  • Organocide Plant Doctor at 2.5 to 5 teaspoons/gal water as a foliar spray. Can be used in landscape sites. Group P7 fungicide. H

Products available for commercial use. Alternate or tank-mix products from different groups that have different modes of action. Limit the use of any one group during crop production.

  • Adorn at 2 to 4 fl oz/100 gal water plus another fungicide. Daconil was found to be a good mixing partner in North Carolina. 12-hr reentry.
  • Aliette WDG at 2.5 lb/100 gal water. Do not use within 1 week of copper spray. Rated very good to excellent. Group P7 fungicide. 12-hr reentry.
  • Alude at 1 quart/100 gal water applied as a foliar spray at 14- to 21-day intervals. Group P7 fungicide. 4-hr reentry.
  • Areca at 2.5 lb/100 gal water as a foliar application. Group P7 fungicide. 12-hr reentry.
  • Compass 50 WDG at 1 to 2 oz/100 gal water. Do not use organosilicate additives. Rated from some control to excellent. Group 11 fungicide. 12-hr reentry.
  • Daconil Weather Stik at 1 pint/100 gal water. "Knock Out" and "Double Delight" roses can be sensitive resulting in damaged foliage. Rated very good. Group M5 fungicide. 12-hr reentry.
  • Disarm 480 SC at 1 to 4 fl oz/100 gal water. Group 11 fungicide. 12-hr reentry.
  • Fenstop at 14 fl oz/100 gal water. For greenhouse use only. Group 11 fungicide. 12-hr reentry.
  • Fosphite at 1 to 2 quarts/100 gal water. Do not use copper products within 20 days of treatment and do not use spray adjuvants. Group P7 fungicide. 4-hr reentry.
  • Heritage at 2 to 4 oz/100 gal water plus a non-silicone-based wetter sticker. Heritage can also be used at 1.6 to 8 oz/A for commercial rose production. Rated from none to very good. Group 11 fungicide. 4-hr reentry.
  • Insignia SC at 3 to 6 fl oz/100 gal water. Do not use with organosilicate-based adjuvants. Use preventively only. Group 11 fungicide. 12-hr reentry.
  • Mefenoxam 2 AQ at 0.49 to 0.98 fl oz/100 gal water plus another fungicide with a different mode of action. Rated very good to excellent. Group 4 fungicide. 48-hr reentry.
  • Micora at 4 to 8 fl oz/100 gal water. Rated very good. Group 40 fungicide. 4-hr reentry.
  • Mural at 7 oz/100 gal water. Rated very good. Group 7 + 11 fungicide. 12-hr reentry.
  • Nu-Cop 50 DF at 1 lb/100 gal water. Group M1 fungicide. 24-hr for greenhouse, 48-hr reentry for all other.
  • Orvego at 11 to 14 fl oz/100 gal water. Group 40 and 45 fungicide. Has variable effectiveness with rating from some to excellent. 12-hr reentry.
  • OxiPhos at 1.3 to 4 quarts/100 gal water as a foliar spray. Group P7 fungicide. 4-hr reentry.
  • Pageant at 6 to 12 oz/100 gal water. Rated very good. Group 7 + 11 fungicide. 12-hr reentry.
  • Segovis at 0.6 to 3.2 fl oz/100 gal water plus another fungicide. Maximum of 2.4 fl oz/A. Group 49 fungicide. 4-hr reentry.
  • Segway at 2.1 to 3.5 fl oz/100 gal water. Rated good to excellent. Group 21 fungicide. 12-hr reentry.
  • Stature SC at 6.12 to 12.25 fl oz/100 gal water. Rated very good to excellent. Group 40 fungicide. 12-hr reentry.
  • Subdue MAXX at 1 to 2 fl oz/100 gal water plus another fungicide with a different mode of action. Rated very good to excellent. Group 4 fungicide. 48-hr reentry.
  • Zonix at 45 to 76 fl oz/100 gal water. Can be sprayed on crop or injected into irrigation system. Short residual so may have to be used frequently for adequate results. 4-hr reentry.

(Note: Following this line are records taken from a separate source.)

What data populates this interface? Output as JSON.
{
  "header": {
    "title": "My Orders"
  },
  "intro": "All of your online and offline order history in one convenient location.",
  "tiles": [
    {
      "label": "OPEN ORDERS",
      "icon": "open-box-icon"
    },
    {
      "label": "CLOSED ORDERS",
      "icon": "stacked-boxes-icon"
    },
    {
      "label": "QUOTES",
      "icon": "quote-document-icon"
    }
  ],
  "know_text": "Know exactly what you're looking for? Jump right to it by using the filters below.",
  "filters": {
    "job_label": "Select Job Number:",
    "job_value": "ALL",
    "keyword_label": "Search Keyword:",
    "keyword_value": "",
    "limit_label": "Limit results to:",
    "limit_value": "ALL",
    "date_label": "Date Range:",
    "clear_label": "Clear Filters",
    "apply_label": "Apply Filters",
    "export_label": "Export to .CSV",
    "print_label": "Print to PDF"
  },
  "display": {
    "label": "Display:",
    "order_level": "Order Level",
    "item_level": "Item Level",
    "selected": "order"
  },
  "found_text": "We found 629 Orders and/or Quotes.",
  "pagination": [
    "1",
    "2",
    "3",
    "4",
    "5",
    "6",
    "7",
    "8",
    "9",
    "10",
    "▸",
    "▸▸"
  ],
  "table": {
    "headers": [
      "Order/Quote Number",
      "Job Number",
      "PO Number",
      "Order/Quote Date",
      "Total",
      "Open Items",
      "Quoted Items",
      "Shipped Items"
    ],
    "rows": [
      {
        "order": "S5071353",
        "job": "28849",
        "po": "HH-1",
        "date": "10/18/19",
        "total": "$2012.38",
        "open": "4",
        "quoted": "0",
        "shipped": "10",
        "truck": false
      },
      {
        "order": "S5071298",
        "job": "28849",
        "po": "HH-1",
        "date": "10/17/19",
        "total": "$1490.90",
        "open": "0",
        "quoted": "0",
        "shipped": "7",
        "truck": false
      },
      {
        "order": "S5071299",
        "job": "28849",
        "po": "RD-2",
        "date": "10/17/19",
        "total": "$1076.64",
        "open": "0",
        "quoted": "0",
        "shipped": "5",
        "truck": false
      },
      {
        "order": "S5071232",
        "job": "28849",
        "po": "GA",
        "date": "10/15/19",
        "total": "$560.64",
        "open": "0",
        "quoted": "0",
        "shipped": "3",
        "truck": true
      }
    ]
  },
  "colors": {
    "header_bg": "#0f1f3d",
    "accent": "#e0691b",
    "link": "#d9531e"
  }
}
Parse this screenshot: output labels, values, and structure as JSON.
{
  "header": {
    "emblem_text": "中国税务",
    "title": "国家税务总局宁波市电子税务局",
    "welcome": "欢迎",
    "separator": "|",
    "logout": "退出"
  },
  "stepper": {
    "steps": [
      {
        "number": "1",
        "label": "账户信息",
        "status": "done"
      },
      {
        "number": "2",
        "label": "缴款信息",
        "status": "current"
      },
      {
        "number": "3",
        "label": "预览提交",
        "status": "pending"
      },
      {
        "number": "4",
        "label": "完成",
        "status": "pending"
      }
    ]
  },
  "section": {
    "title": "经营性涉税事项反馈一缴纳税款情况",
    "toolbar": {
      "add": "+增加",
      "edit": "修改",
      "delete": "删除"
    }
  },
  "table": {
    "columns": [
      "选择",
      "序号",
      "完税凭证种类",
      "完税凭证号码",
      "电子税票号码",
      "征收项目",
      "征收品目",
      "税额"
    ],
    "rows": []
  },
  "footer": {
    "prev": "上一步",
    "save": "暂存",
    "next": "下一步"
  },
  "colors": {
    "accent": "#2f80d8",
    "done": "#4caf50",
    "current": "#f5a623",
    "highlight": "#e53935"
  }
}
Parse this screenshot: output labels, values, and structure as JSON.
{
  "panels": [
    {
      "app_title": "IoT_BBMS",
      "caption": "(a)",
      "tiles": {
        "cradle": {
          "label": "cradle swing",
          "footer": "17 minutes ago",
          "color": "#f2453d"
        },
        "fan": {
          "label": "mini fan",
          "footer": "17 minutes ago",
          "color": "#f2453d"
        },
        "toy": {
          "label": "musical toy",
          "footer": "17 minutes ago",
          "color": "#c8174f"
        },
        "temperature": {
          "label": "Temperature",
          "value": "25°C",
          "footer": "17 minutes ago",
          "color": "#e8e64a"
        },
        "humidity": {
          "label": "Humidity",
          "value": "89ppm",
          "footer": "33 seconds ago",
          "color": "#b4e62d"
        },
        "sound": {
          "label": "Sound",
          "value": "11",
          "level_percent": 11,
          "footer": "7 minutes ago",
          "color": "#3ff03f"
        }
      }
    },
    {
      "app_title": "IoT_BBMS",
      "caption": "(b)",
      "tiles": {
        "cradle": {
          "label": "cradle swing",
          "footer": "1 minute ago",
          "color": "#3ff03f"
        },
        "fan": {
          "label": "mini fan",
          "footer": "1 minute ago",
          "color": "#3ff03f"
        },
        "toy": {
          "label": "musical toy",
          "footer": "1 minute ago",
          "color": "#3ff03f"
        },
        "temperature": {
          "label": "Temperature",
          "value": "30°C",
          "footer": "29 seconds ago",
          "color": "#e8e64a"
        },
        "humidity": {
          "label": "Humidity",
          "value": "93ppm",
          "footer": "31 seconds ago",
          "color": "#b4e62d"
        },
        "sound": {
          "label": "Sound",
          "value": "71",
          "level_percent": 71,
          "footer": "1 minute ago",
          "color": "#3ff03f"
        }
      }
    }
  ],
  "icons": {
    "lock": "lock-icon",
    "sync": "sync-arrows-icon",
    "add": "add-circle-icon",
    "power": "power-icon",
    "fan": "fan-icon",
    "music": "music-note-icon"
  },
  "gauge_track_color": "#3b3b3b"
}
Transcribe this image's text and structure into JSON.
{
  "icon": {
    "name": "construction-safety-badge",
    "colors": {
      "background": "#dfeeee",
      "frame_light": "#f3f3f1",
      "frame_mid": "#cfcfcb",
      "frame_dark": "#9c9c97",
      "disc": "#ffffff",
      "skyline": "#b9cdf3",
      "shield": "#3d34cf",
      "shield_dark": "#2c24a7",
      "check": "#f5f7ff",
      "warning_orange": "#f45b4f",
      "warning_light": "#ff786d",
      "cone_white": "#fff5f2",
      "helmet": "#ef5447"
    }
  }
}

References Salgado-Salazar, C., Shiskoff, N., Daughtrey, M., Palmer, C.L., and Crouch, J.A. 2018. Downy mildew: a serious disease threat to rose health worldwide. Plant Disease 102:1873-1882.